High Court holds ex-employer liable for negligent misstatement due to email sent to new employer 6 years after employee had left.

Mr McKie had been dismissed by Bath University shortly after it received an email from his former employer, Swindon College, stating that it “had very real safeguarding concerns for our students and there were serious staff relationship problems during his employment”. The college had sent the email not in response to a reference request but rather of its own volition, following a visit to the college by Mr McKie in his new role for Bath University.

The court found that the contents of the email were “largely fallacious and untrue” and that Mr McKie had suffered financial loss as a result. However, he noted that there was no case law which provided authority for a finding that the college had breached a duty of care owed to Mr McKie in the circumstances (i.e. a non-reference situation).  

Notwithstanding the lack of previous authority, the court held that the college did in fact owe a duty of care to Mr McKie. Identifying this as a case of “negligent misstatement”, the court was satisfied that the test laid down in the leading case of Caparo v Dickman had been satisfied.  

  • Foreseeability: it was reasonably foreseeable that the college’s conduct in sending its email would cause loss to Mr McKie;
  • Proximity: although it had been six years since Mr McKie left Swindon College, the college had brought about the necessary degree of proximity by relying on information concerning Mr McKie’s employment at the college as the basis for its comments; and
  • Just and equitable: it was just and equitable in the circumstances to impose a duty of care on the college as, if no duty was imposed, Mr McKie would be left without remedy in relation to the obvious wrong he had suffered.


It has long been established, since the 1995 case of Spring v Guardian Assurance, that an employer who provides a reference owes the subject of that reference a duty of care in relation to the accuracy of its contents. This case illustrates a willingness on the part of the courts to extend that duty to cases involving non-reference situations.

Employers should take care to ensure that they have appropriate procedures in place to monitor and control comments made about former employees (whether verbal or written) in respect of all communications, and not just responses to reference requests.  


Mr McKie worked for Swindon College from 1995 to November 2002. He then worked at City of Bath College until 2007, following which he moved to Bristol City College. He joined Bath University in May 2008 as director of studies. Swindon College gave him an excellent reference.

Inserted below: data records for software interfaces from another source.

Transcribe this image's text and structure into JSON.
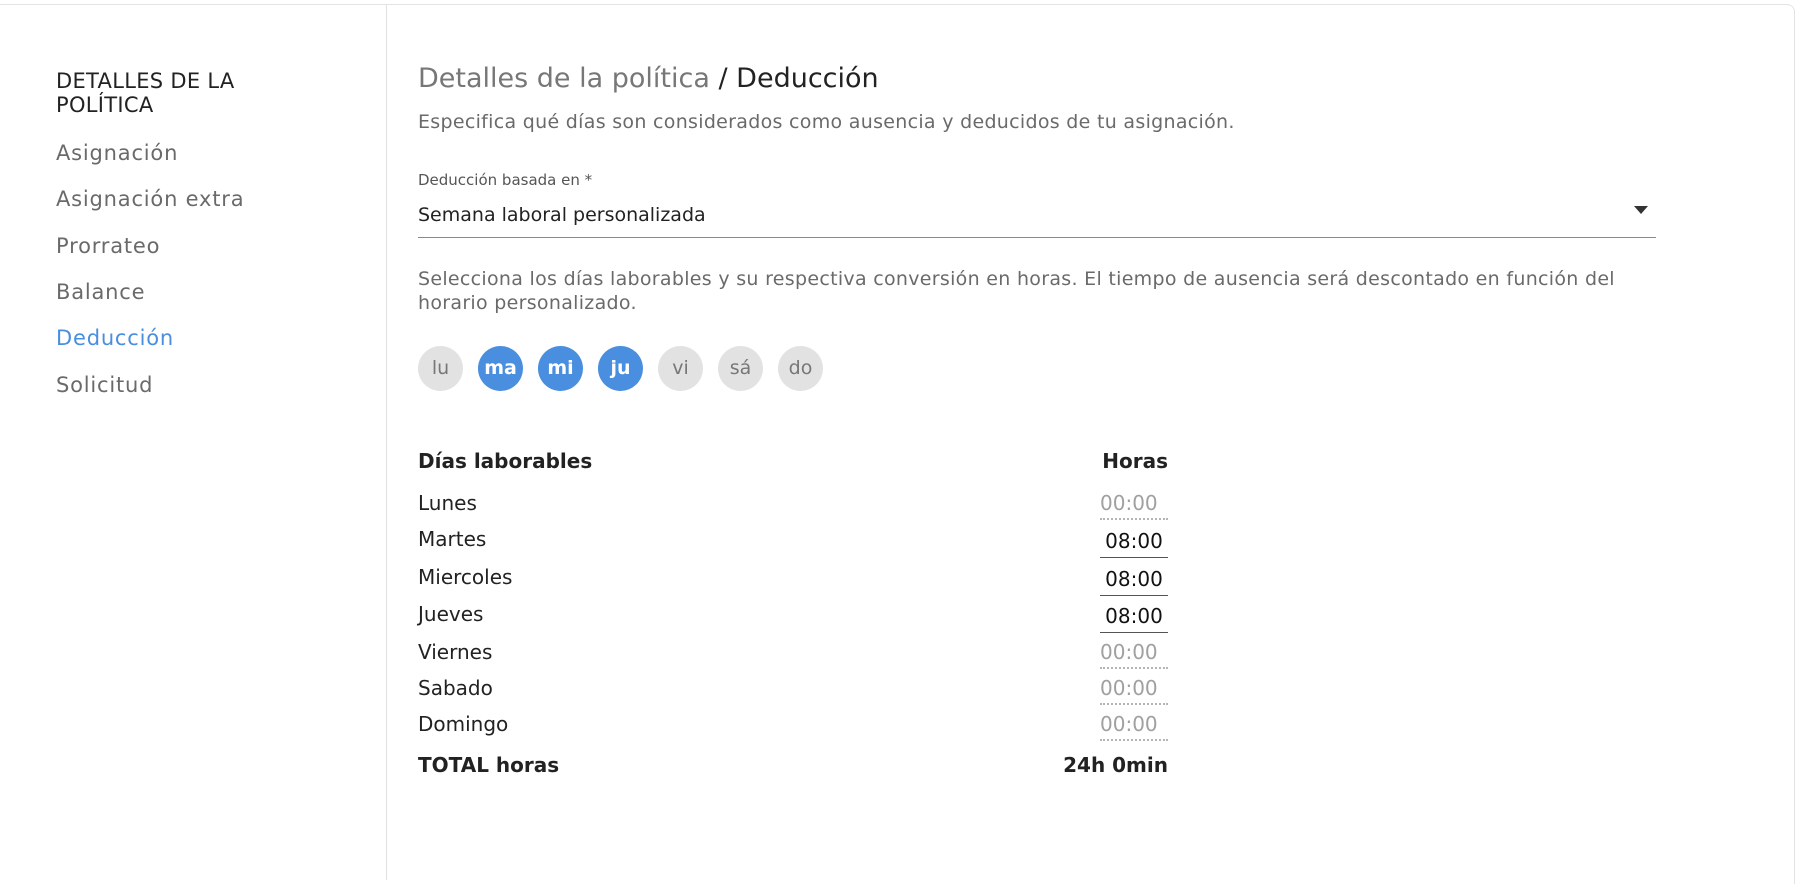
{
  "sidebar": {
    "title": "DETALLES DE LA POLÍTICA",
    "items": [
      {
        "label": "Asignación"
      },
      {
        "label": "Asignación extra"
      },
      {
        "label": "Prorrateo"
      },
      {
        "label": "Balance"
      },
      {
        "label": "Deducción",
        "active": true
      },
      {
        "label": "Solicitud"
      }
    ],
    "active_color": "#4a8ee0"
  },
  "header": {
    "breadcrumb": "Detalles de la política",
    "separator": " / ",
    "current": "Deducción",
    "description": "Especifica qué días son considerados como ausencia y deducidos de tu asignación."
  },
  "deduction": {
    "label": "Deducción basada en *",
    "value": "Semana laboral personalizada",
    "helper": "Selecciona los días laborables y su respectiva conversión en horas. El tiempo de ausencia será descontado en función del horario personalizado."
  },
  "day_toggles": [
    {
      "label": "lu",
      "selected": false
    },
    {
      "label": "ma",
      "selected": true
    },
    {
      "label": "mi",
      "selected": true
    },
    {
      "label": "ju",
      "selected": true
    },
    {
      "label": "vi",
      "selected": false
    },
    {
      "label": "sá",
      "selected": false
    },
    {
      "label": "do",
      "selected": false
    }
  ],
  "table": {
    "header_days": "Días laborables",
    "header_hours": "Horas",
    "rows": [
      {
        "day": "Lunes",
        "hours": "00:00",
        "enabled": false
      },
      {
        "day": "Martes",
        "hours": "08:00",
        "enabled": true
      },
      {
        "day": "Miercoles",
        "hours": "08:00",
        "enabled": true
      },
      {
        "day": "Jueves",
        "hours": "08:00",
        "enabled": true
      },
      {
        "day": "Viernes",
        "hours": "00:00",
        "enabled": false
      },
      {
        "day": "Sabado",
        "hours": "00:00",
        "enabled": false
      },
      {
        "day": "Domingo",
        "hours": "00:00",
        "enabled": false
      }
    ],
    "total_label": "TOTAL horas",
    "total_value": "24h 0min"
  }
}
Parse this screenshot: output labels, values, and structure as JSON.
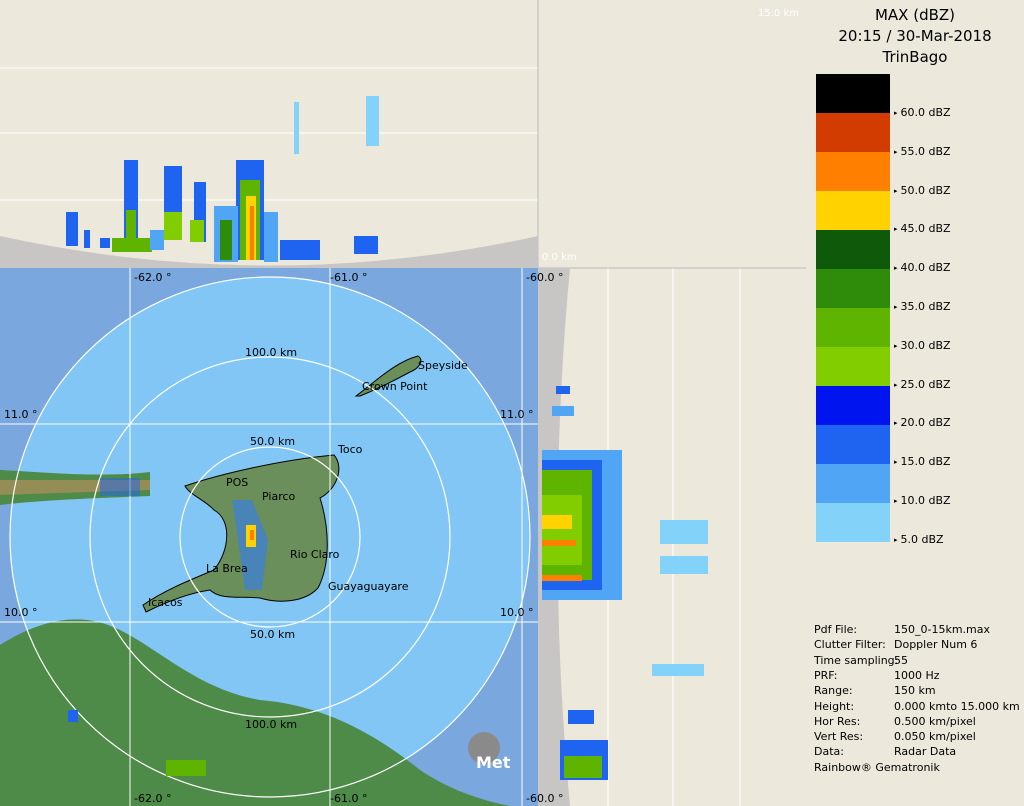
{
  "title": {
    "product": "MAX (dBZ)",
    "datetime": "20:15 / 30-Mar-2018",
    "site": "TrinBago"
  },
  "legend": [
    {
      "label": "60.0 dBZ",
      "color": "#000000"
    },
    {
      "label": "55.0 dBZ",
      "color": "#d23c00"
    },
    {
      "label": "50.0 dBZ",
      "color": "#ff7f00"
    },
    {
      "label": "45.0 dBZ",
      "color": "#ffd200"
    },
    {
      "label": "40.0 dBZ",
      "color": "#0f5a0a"
    },
    {
      "label": "35.0 dBZ",
      "color": "#2e8c0a"
    },
    {
      "label": "30.0 dBZ",
      "color": "#5fb400"
    },
    {
      "label": "25.0 dBZ",
      "color": "#82cd00"
    },
    {
      "label": "20.0 dBZ",
      "color": "#0014f0"
    },
    {
      "label": "15.0 dBZ",
      "color": "#1e64f0"
    },
    {
      "label": "10.0 dBZ",
      "color": "#50a5f5"
    },
    {
      "label": "5.0 dBZ",
      "color": "#82d2fa"
    }
  ],
  "info": [
    {
      "key": "Pdf File:",
      "value": "150_0-15km.max"
    },
    {
      "key": "Clutter Filter:",
      "value": "Doppler Num 6"
    },
    {
      "key": "Time sampling:",
      "value": "55"
    },
    {
      "key": "PRF:",
      "value": "1000 Hz"
    },
    {
      "key": "Range:",
      "value": "150 km"
    },
    {
      "key": "Height:",
      "value": "0.000 kmto 15.000 km"
    },
    {
      "key": "Hor Res:",
      "value": "0.500 km/pixel"
    },
    {
      "key": "Vert Res:",
      "value": "0.050 km/pixel"
    },
    {
      "key": "Data:",
      "value": "Radar Data"
    }
  ],
  "footer": "Rainbow® Gematronik",
  "map": {
    "lon_top": [
      "-62.0 °",
      "-61.0 °",
      "-60.0 °"
    ],
    "lon_bottom": [
      "-62.0 °",
      "-61.0 °",
      "-60.0 °"
    ],
    "lat_left": [
      "11.0 °",
      "10.0 °"
    ],
    "lat_right": [
      "11.0 °",
      "10.0 °"
    ],
    "rings_upper": [
      "100.0 km",
      "50.0 km"
    ],
    "rings_lower": [
      "50.0 km",
      "100.0 km"
    ],
    "places": [
      "Speyside",
      "Crown Point",
      "Toco",
      "POS",
      "Piarco",
      "Rio Claro",
      "La Brea",
      "Guayaguayare",
      "Icacos"
    ]
  },
  "heights": {
    "top": "15.0 km",
    "bottom": "0.0 km"
  },
  "logo_text": "Met"
}
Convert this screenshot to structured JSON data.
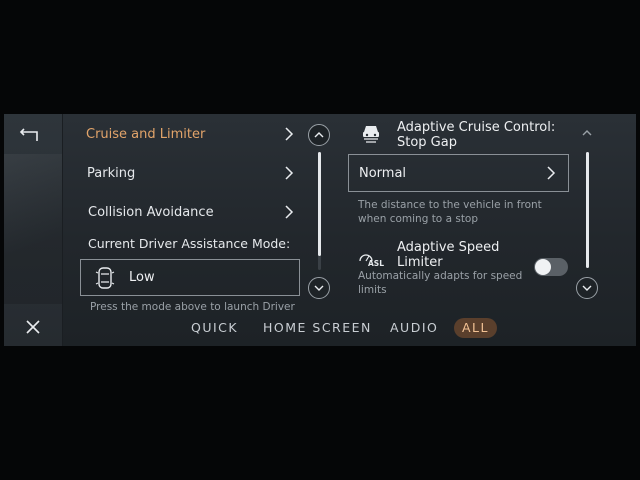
{
  "left_menu": {
    "items": [
      {
        "label": "Cruise and Limiter",
        "active": true
      },
      {
        "label": "Parking",
        "active": false
      },
      {
        "label": "Collision Avoidance",
        "active": false
      }
    ],
    "mode_heading": "Current Driver Assistance Mode:",
    "mode_value": "Low",
    "mode_hint": "Press the mode above to launch Driver"
  },
  "right_panel": {
    "acc_title": "Adaptive Cruise Control: Stop Gap",
    "acc_value": "Normal",
    "acc_description": "The distance to the vehicle in front when coming to a stop",
    "asl_icon_text": "ASL",
    "asl_title": "Adaptive Speed Limiter",
    "asl_description": "Automatically adapts for speed limits",
    "asl_enabled": false
  },
  "tabs": [
    {
      "label": "QUICK",
      "active": false
    },
    {
      "label": "HOME SCREEN",
      "active": false
    },
    {
      "label": "AUDIO",
      "active": false
    },
    {
      "label": "ALL",
      "active": true
    }
  ],
  "colors": {
    "accent": "#e2a46a",
    "active_tab_bg": "#5a3f2c",
    "panel_bg": "#262b30"
  },
  "icons": {
    "back": "back-arrow-icon",
    "close": "close-icon",
    "chevron": "chevron-right-icon",
    "scroll_up": "chevron-up-icon",
    "scroll_down": "chevron-down-icon",
    "car": "car-top-view-icon",
    "acc": "adaptive-cruise-icon",
    "asl": "speed-limiter-icon"
  }
}
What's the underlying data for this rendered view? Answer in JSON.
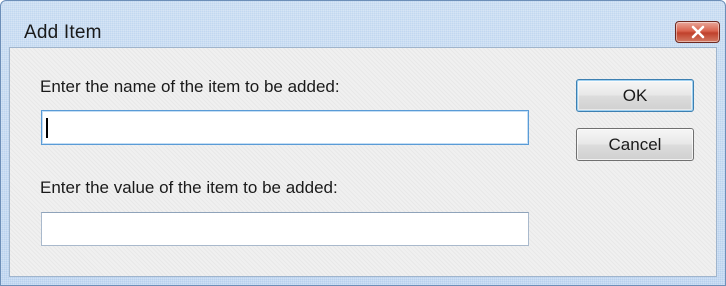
{
  "dialog": {
    "title": "Add Item",
    "close_icon": "close-x-icon"
  },
  "form": {
    "name_label": "Enter the name of the item to be added:",
    "name_value": "",
    "value_label": "Enter the value of the item to be added:",
    "value_value": ""
  },
  "buttons": {
    "ok_label": "OK",
    "cancel_label": "Cancel"
  },
  "colors": {
    "title_bar": "#b8d1ee",
    "close_button": "#c0412c",
    "focus_border": "#5a9bd6"
  }
}
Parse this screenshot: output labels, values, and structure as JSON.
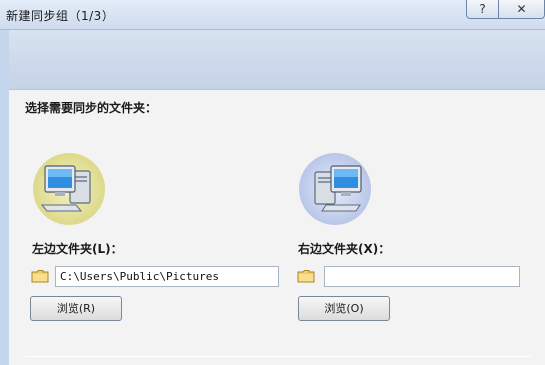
{
  "window": {
    "title": "新建同步组（1/3）",
    "help_glyph": "?",
    "close_glyph": "✕"
  },
  "page": {
    "instruction": "选择需要同步的文件夹："
  },
  "left": {
    "label": "左边文件夹(L)：",
    "path_value": "C:\\Users\\Public\\Pictures",
    "browse_label": "浏览(R)"
  },
  "right": {
    "label": "右边文件夹(X)：",
    "path_value": "",
    "browse_label": "浏览(O)"
  },
  "icons": {
    "computer": "computer-icon",
    "folder": "folder-icon"
  },
  "colors": {
    "left_icon_glow": "#e8e59a",
    "right_icon_glow": "#c9d4ee",
    "banner": "#cfdaea"
  }
}
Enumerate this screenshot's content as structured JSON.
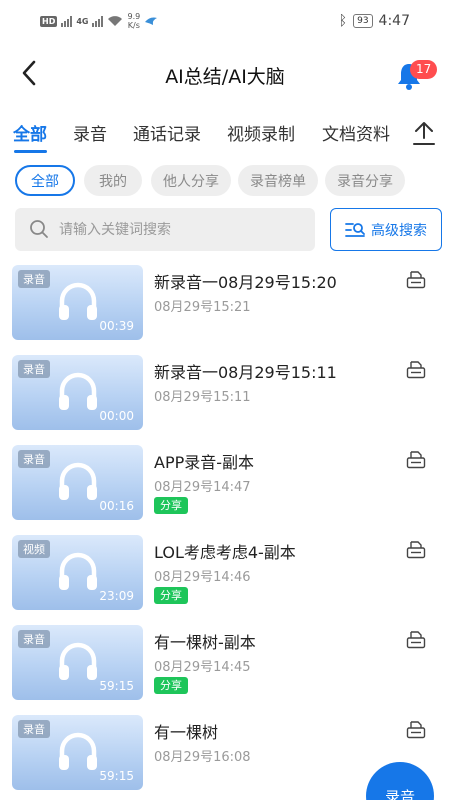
{
  "status_bar": {
    "hd_label": "HD",
    "network": "4G",
    "speed_value": "9.9",
    "speed_unit": "K/s",
    "battery": "93",
    "time": "4:47"
  },
  "header": {
    "title": "AI总结/AI大脑",
    "notification_count": "17"
  },
  "tabs": [
    {
      "label": "全部",
      "active": true
    },
    {
      "label": "录音",
      "active": false
    },
    {
      "label": "通话记录",
      "active": false
    },
    {
      "label": "视频录制",
      "active": false
    },
    {
      "label": "文档资料",
      "active": false
    }
  ],
  "filters": [
    {
      "label": "全部",
      "active": true
    },
    {
      "label": "我的",
      "active": false
    },
    {
      "label": "他人分享",
      "active": false
    },
    {
      "label": "录音榜单",
      "active": false
    },
    {
      "label": "录音分享",
      "active": false
    }
  ],
  "search": {
    "placeholder": "请输入关键词搜索",
    "advanced_label": "高级搜索"
  },
  "items": [
    {
      "tag": "录音",
      "duration": "00:39",
      "title": "新录音一08月29号15:20",
      "date": "08月29号15:21",
      "badge": ""
    },
    {
      "tag": "录音",
      "duration": "00:00",
      "title": "新录音一08月29号15:11",
      "date": "08月29号15:11",
      "badge": ""
    },
    {
      "tag": "录音",
      "duration": "00:16",
      "title": "APP录音-副本",
      "date": "08月29号14:47",
      "badge": "分享"
    },
    {
      "tag": "视频",
      "duration": "23:09",
      "title": "LOL考虑考虑4-副本",
      "date": "08月29号14:46",
      "badge": "分享"
    },
    {
      "tag": "录音",
      "duration": "59:15",
      "title": "有一棵树-副本",
      "date": "08月29号14:45",
      "badge": "分享"
    },
    {
      "tag": "录音",
      "duration": "59:15",
      "title": "有一棵树",
      "date": "08月29号16:08",
      "badge": ""
    }
  ],
  "fab": {
    "label": "录音"
  },
  "colors": {
    "accent": "#1677e8",
    "badge_red": "#ff4d4f",
    "share_green": "#1ec55a",
    "chip_bg": "#eeeeee"
  },
  "icons": {
    "back": "chevron-left-icon",
    "bell": "bell-icon",
    "upload": "upload-icon",
    "search": "search-icon",
    "advanced_search": "filter-search-icon",
    "thumbnail": "headphone-icon",
    "item_action": "document-icon"
  }
}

The University of Bath oversees degree courses at certain further education colleges, one of those being Swindon College. Part of Mr McKie's duties as director of studies involved liaising with and visiting the colleges. On 5 June 2008, Robert Rowe, Human Resources Manager at Swindon College, sent an e-mail to the University of Bath, stating:  

"...we would be unable to accept Rob McKie on our premises or delivering to our students. The reason for this is that we had very real safeguarding concerns for our students and there were serious staff relationship problems during his employment at this College. No formal action was taken against Mr McKie because he had left our employment before this was instigated. I understand that similar issues arose at the City of Bath College."

Mr McKie was dismissed by Bath University as a result of the email. Mr McKie sued Swindon College in the tort of negligence.